Big companies want to take over the processing of Medicare claims and assess eligibility for benefits as well as run the agency's call centres and other functions, internal Health Department documents reveal.
The federal government is considering bringing in a private player to take over Medicare's payment system but documents released under FOI laws show that big business is hungry for a much bigger chunk of the Medicare pie.
The department has been approached by private-sector players who want to take over claims processing, benefit assessment, call centres and registrations.
The documents were release after an FOI request by the Community and Public Sector Union, which is bitterly opposed to any outsourcing, fearing its members at Medicare's parent department Human Services might lose their jobs.
There were also fears over the privacy implications of allowing the private sector or multinational corporations wide access to the medical and welfare records of millions of Australians.
The idea has been controversial since the Health Department called in August 2014 for expressions of interest from private players to take over Medicare, the Pharmaceutical Benefits Scheme and some Veterans Affairs benefits.
The government was forced to hose down what it called "alarmist exaggerations" that there was to be a "sell-off of Human Services" on the cards or that 20,000 public service jobs might be lost.
But according to the internal Health Department documents, some of the firms jostling for the work are thinking much bigger than the department or its minister.
"We have had approaches from companies who are also interested in providing other related services such as registers, call centres and other processing," one internal briefing note said.
"We really need to wait until we see what the commercial sector is offering and then make choices based on the benefits and risks of having a range of DHS services provided by a commercial operator."
The union has told its members that the internal documents confirm at least some of its fears about the expressions of interest process.

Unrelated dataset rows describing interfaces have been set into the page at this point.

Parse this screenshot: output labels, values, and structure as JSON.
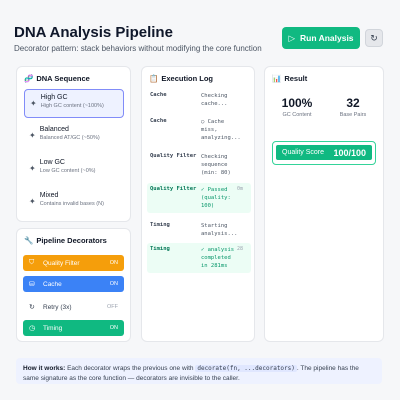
{
  "header": {
    "title": "DNA Analysis Pipeline",
    "subtitle": "Decorator pattern: stack behaviors without modifying the core function",
    "run_label": "Run Analysis"
  },
  "sequence": {
    "title": "DNA Sequence",
    "items": [
      {
        "name": "High GC",
        "desc": "High GC content (~100%)",
        "active": true
      },
      {
        "name": "Balanced",
        "desc": "Balanced AT/GC (~50%)"
      },
      {
        "name": "Low GC",
        "desc": "Low GC content (~0%)"
      },
      {
        "name": "Mixed",
        "desc": "Contains invalid bases (N)"
      }
    ]
  },
  "decorators": {
    "title": "Pipeline Decorators",
    "items": [
      {
        "name": "Quality Filter",
        "state": "ON",
        "color": "#f59e0b"
      },
      {
        "name": "Cache",
        "state": "ON",
        "color": "#3b82f6"
      },
      {
        "name": "Retry (3x)",
        "state": "OFF",
        "color": "#f3f4f6"
      },
      {
        "name": "Timing",
        "state": "ON",
        "color": "#10b981"
      }
    ]
  },
  "log": {
    "title": "Execution Log",
    "rows": [
      {
        "src": "Cache",
        "msg": "Checking cache...",
        "time": ""
      },
      {
        "src": "Cache",
        "msg": "○ Cache miss, analyzing...",
        "time": ""
      },
      {
        "src": "Quality Filter",
        "msg": "Checking sequence (min: 80)",
        "time": ""
      },
      {
        "src": "Quality Filter",
        "msg": "✓ Passed (quality: 100)",
        "time": "0m",
        "ok": true
      },
      {
        "src": "Timing",
        "msg": "Starting analysis...",
        "time": ""
      },
      {
        "src": "Timing",
        "msg": "✓ analysis completed in 281ms",
        "time": "28",
        "ok": true
      }
    ]
  },
  "result": {
    "title": "Result",
    "gc_value": "100%",
    "gc_label": "GC Content",
    "bp_value": "32",
    "bp_label": "Base Pairs",
    "score_label": "Quality Score",
    "score_value": "100/100"
  },
  "footer": {
    "lead": "How it works:",
    "text1": " Each decorator wraps the previous one with ",
    "code": "decorate(fn, ...decorators)",
    "text2": ". The pipeline has the same signature as the core function — decorators are invisible to the caller."
  }
}
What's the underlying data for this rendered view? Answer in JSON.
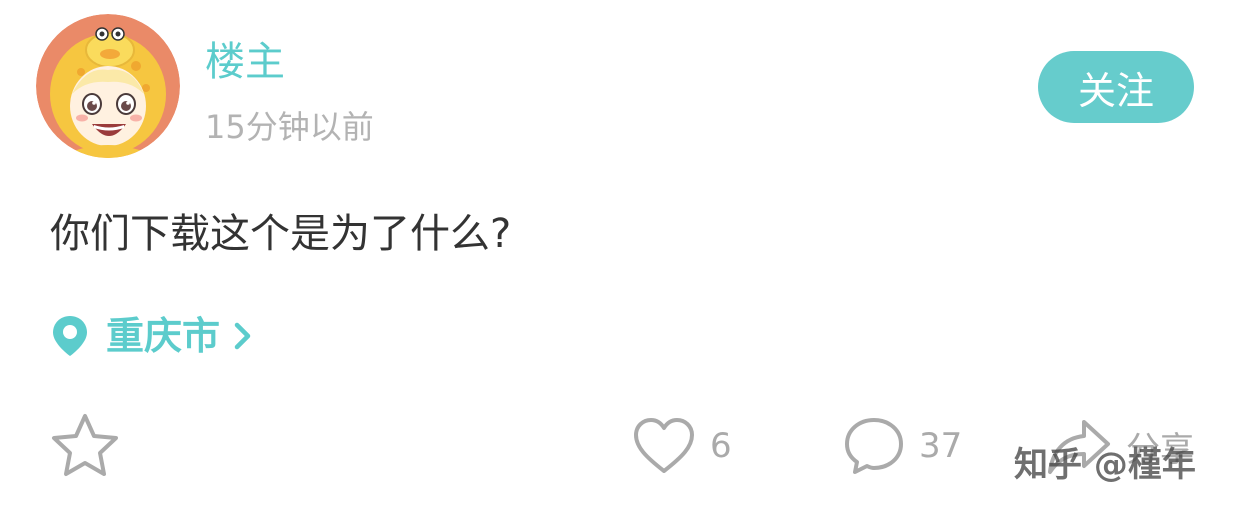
{
  "post": {
    "author": "楼主",
    "time": "15分钟以前",
    "follow_label": "关注",
    "text": "你们下载这个是为了什么?",
    "location": "重庆市"
  },
  "actions": {
    "likes": "6",
    "comments": "37",
    "share_label": "分享"
  },
  "watermark": "知乎 @槿年",
  "colors": {
    "accent": "#5ccccc",
    "follow_button": "#66cccc",
    "muted_text": "#b3b3b3",
    "body_text": "#333333",
    "icon_gray": "#aaaaaa"
  },
  "icons": {
    "location": "location-pin-icon",
    "chevron": "chevron-right-icon",
    "favorite": "star-icon",
    "like": "heart-icon",
    "comment": "comment-bubble-icon",
    "share": "share-arrow-icon"
  }
}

"These documents reveal that the private companies that expressed interest in the work asked to take over more Medicare work than originally planned – and that the Department of Health were at least considering giving in to these requests," a bulletin to union members at Human Services read.
"These issues raise significant doubts about the government's assurances about Australia's largest database of medical information staying inside the public service."
The Health Minister's office referred questions on Wednesday to the department office, which did not respond before deadline.
Fairfax Media revealed this year that companies from the US, Germany, Japan and Britain have approached the Commonwealth, interested in taking over the Medicare payment system.
Only three home-grown players – Eftpos, Australia Post and Telstra offshoot Stellar – are in the hunt to secure the massive contract if the government decides to go ahead with the privatisation.
But British services giant Serco, Japanese-US outfit Fuji-Xerox, German software behemoth SAP as well as American outsourcing powerhouse Accenture are all understood to be circling too.